Data extracted from a collection
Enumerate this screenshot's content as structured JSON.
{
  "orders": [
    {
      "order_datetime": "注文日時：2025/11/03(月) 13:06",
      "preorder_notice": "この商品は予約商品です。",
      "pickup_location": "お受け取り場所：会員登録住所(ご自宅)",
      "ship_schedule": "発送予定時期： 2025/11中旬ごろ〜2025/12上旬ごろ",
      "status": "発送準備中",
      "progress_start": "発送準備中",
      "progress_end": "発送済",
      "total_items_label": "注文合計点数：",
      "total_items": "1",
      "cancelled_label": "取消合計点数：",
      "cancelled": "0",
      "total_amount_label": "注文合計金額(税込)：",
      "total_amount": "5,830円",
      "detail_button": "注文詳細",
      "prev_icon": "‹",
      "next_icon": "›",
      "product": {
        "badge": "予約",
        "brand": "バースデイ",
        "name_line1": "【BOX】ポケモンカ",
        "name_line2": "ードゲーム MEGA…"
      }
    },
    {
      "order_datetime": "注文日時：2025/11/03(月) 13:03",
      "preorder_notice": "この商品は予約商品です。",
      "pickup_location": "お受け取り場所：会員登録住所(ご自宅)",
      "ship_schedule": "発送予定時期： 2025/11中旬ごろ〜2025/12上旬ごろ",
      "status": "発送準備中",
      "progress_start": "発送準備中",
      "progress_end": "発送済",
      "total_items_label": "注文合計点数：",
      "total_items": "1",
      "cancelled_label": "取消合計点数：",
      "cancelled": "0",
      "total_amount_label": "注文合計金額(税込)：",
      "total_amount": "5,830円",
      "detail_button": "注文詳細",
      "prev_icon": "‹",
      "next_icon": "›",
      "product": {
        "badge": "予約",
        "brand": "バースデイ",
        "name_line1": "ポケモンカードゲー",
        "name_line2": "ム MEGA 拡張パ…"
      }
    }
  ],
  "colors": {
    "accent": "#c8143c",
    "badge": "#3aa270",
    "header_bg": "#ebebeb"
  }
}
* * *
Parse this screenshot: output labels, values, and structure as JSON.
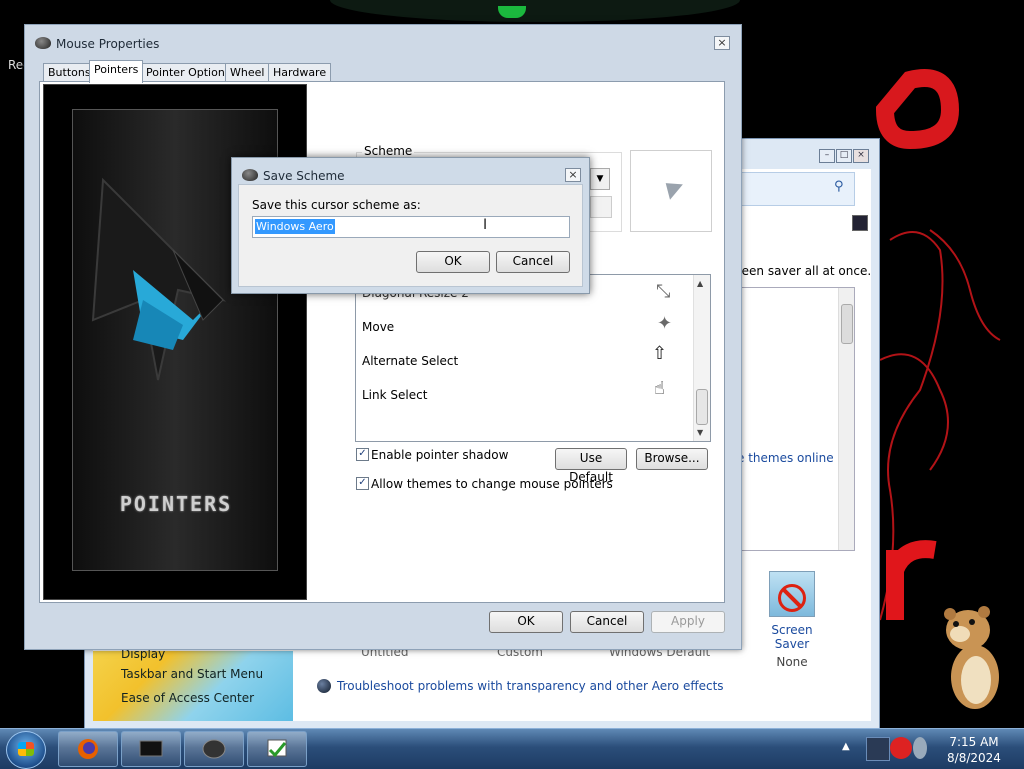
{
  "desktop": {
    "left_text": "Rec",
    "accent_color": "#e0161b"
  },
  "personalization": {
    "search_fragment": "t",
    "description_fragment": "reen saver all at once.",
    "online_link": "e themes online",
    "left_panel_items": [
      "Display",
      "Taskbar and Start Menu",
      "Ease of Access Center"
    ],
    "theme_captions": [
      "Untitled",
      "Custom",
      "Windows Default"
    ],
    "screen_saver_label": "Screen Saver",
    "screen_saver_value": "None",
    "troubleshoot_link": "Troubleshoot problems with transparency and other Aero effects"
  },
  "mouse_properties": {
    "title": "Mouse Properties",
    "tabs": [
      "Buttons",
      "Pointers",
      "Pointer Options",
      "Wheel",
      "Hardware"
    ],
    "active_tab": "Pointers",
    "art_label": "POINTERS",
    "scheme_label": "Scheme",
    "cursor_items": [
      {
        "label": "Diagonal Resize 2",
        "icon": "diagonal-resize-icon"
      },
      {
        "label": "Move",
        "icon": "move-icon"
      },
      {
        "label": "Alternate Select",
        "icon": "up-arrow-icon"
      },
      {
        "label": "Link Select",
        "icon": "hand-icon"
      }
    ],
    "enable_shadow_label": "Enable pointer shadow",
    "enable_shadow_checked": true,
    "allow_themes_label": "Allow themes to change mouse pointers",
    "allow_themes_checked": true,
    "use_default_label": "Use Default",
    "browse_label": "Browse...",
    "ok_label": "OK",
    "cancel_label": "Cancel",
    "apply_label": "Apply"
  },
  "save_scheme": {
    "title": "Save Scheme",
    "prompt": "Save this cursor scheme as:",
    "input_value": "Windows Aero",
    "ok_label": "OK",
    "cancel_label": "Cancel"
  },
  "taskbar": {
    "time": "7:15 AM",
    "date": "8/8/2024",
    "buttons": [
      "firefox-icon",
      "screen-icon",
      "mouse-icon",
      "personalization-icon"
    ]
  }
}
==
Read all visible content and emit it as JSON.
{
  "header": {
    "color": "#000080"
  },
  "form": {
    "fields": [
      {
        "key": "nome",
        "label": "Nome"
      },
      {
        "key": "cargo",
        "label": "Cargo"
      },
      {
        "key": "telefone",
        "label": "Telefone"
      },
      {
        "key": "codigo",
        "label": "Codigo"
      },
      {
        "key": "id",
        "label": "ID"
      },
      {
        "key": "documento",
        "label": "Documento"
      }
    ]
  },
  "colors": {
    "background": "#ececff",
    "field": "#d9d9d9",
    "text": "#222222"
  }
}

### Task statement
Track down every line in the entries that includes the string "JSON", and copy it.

### Task solution
Enumerate this screenshot's content as structured JSON.
Parse this screenshot: output labels, values, and structure as JSON.
Read all visible content and emit it as JSON.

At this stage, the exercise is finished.